The author shows how the views of Benjamin appear to offer the opportunity to develop a positive relationship between culture and the means of capitalism and mass production. In Part 3, finally, I argue that global capitalism provides an opportunity for the expression of artistic endeavor and intellectual culture on a mass level. Capitalism, in other words, facilitates the development and the effectiveness of popular culture.
What is popular culture? In this essay, I want to mobilize multiple definitions of culture, which are often associated with different schools of political and philosophical thought. Having said this, it is still necessary to outline a basic theory of culture relevant to this discussion. In what follows, I understand the culture to be both (a) a general process of intellectual, spiritual and aesthetic development. and (b) the production and practices which describe artistic, intellectual, and religious endeavor (Storey 2006, 24-5). Popular culture, specifically, concerns that form of cultural practice and its sum of artifacts that are associated with mass culture. it is culture associated with the massive or the popular classes. This is traditionally associated with the culture of the working class or the masses and is opposed to that which is normally considered ‘high’ culture. What interests me is the way in which culture can be an expression, collective or otherwise, of the intellectual, spiritual, or emotional activity of a popular community.
It is also important to recognize that in this sense of being associated with the masses—and especially the working classes—popular culture is co-extensive with the emergence of capitalism and especially the development of the Industrial Revolution.
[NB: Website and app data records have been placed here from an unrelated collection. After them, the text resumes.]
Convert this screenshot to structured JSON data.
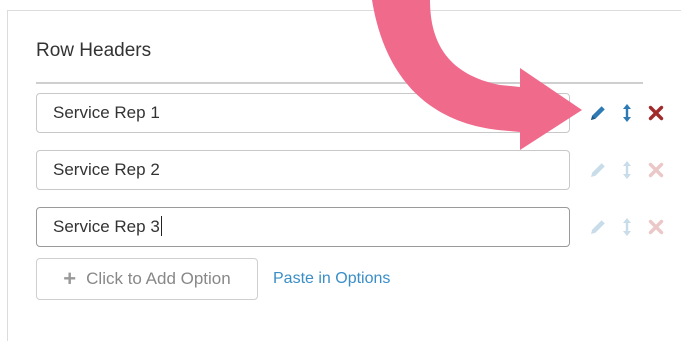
{
  "section": {
    "heading": "Row Headers"
  },
  "rows": [
    {
      "value": "Service Rep 1",
      "active": true
    },
    {
      "value": "Service Rep 2",
      "active": false
    },
    {
      "value": "Service Rep 3",
      "active": false
    }
  ],
  "row_actions": {
    "edit_icon": "pencil-icon",
    "reorder_icon": "updown-arrow-icon",
    "delete_icon": "close-icon"
  },
  "footer": {
    "add_option_label": "Click to Add Option",
    "paste_label": "Paste in Options"
  },
  "colors": {
    "edit_active": "#2e7ab5",
    "delete_active": "#a12a2a",
    "edit_inactive": "#c9dcea",
    "delete_inactive": "#ecc7c7",
    "annotation_arrow": "#f06a8c",
    "link": "#3a8ec6"
  }
}
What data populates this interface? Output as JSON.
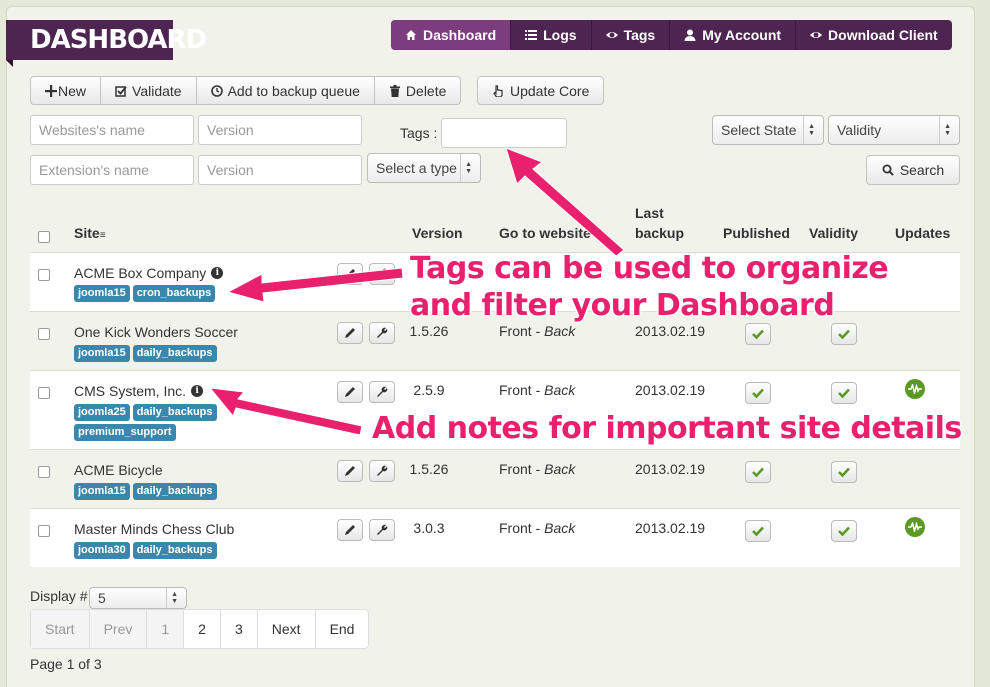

Not only did the Industrial Revolution, as it was experienced in Europe, create the very notion of the working classes, or indeed the masses by bringing large numbers of peasants and country folk .together into the cities. but also created the idea of the masses. .